▶ _Required action_
Could the records below be restated word for word, without a single picture?

□ □ □ □ □ □ □

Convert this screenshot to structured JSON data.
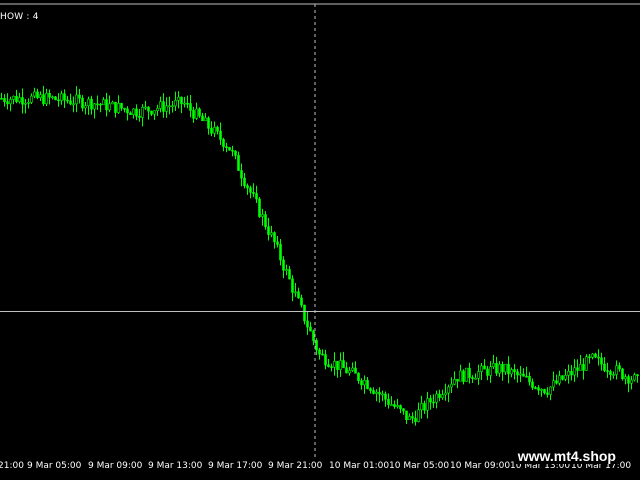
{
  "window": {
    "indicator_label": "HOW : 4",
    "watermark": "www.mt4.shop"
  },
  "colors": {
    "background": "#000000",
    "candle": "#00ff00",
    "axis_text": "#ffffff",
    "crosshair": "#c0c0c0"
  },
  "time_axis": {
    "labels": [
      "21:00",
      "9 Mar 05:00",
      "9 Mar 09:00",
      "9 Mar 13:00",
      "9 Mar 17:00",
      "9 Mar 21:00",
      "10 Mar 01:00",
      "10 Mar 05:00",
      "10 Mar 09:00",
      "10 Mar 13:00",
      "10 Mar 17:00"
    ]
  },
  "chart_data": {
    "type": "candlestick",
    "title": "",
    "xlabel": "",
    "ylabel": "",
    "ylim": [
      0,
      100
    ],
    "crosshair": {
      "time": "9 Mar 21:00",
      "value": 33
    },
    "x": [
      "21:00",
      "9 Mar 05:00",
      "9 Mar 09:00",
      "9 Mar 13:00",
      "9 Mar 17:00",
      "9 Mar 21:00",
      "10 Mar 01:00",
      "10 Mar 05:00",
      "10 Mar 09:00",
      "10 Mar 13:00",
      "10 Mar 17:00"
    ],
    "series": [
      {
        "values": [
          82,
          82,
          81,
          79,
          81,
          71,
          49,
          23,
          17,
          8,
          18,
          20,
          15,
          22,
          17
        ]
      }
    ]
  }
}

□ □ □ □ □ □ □

▶ _Response to this task_
Convert this screenshot to structured JSON data.
{
  "window": {
    "indicator_label": "HOW : 4",
    "watermark": "www.mt4.shop"
  },
  "colors": {
    "background": "#000000",
    "candle": "#00ff00",
    "axis_text": "#ffffff",
    "crosshair": "#c0c0c0"
  },
  "time_axis": {
    "labels": [
      "21:00",
      "9 Mar 05:00",
      "9 Mar 09:00",
      "9 Mar 13:00",
      "9 Mar 17:00",
      "9 Mar 21:00",
      "10 Mar 01:00",
      "10 Mar 05:00",
      "10 Mar 09:00",
      "10 Mar 13:00",
      "10 Mar 17:00"
    ]
  },
  "chart_data": {
    "type": "candlestick",
    "title": "",
    "xlabel": "",
    "ylabel": "",
    "ylim": [
      0,
      100
    ],
    "crosshair": {
      "time": "9 Mar 21:00",
      "value": 33
    },
    "x": [
      "21:00",
      "9 Mar 05:00",
      "9 Mar 09:00",
      "9 Mar 13:00",
      "9 Mar 17:00",
      "9 Mar 21:00",
      "10 Mar 01:00",
      "10 Mar 05:00",
      "10 Mar 09:00",
      "10 Mar 13:00",
      "10 Mar 17:00"
    ],
    "series": [
      {
        "values": [
          82,
          82,
          81,
          79,
          81,
          71,
          49,
          23,
          17,
          8,
          18,
          20,
          15,
          22,
          17
        ]
      }
    ]
  }
}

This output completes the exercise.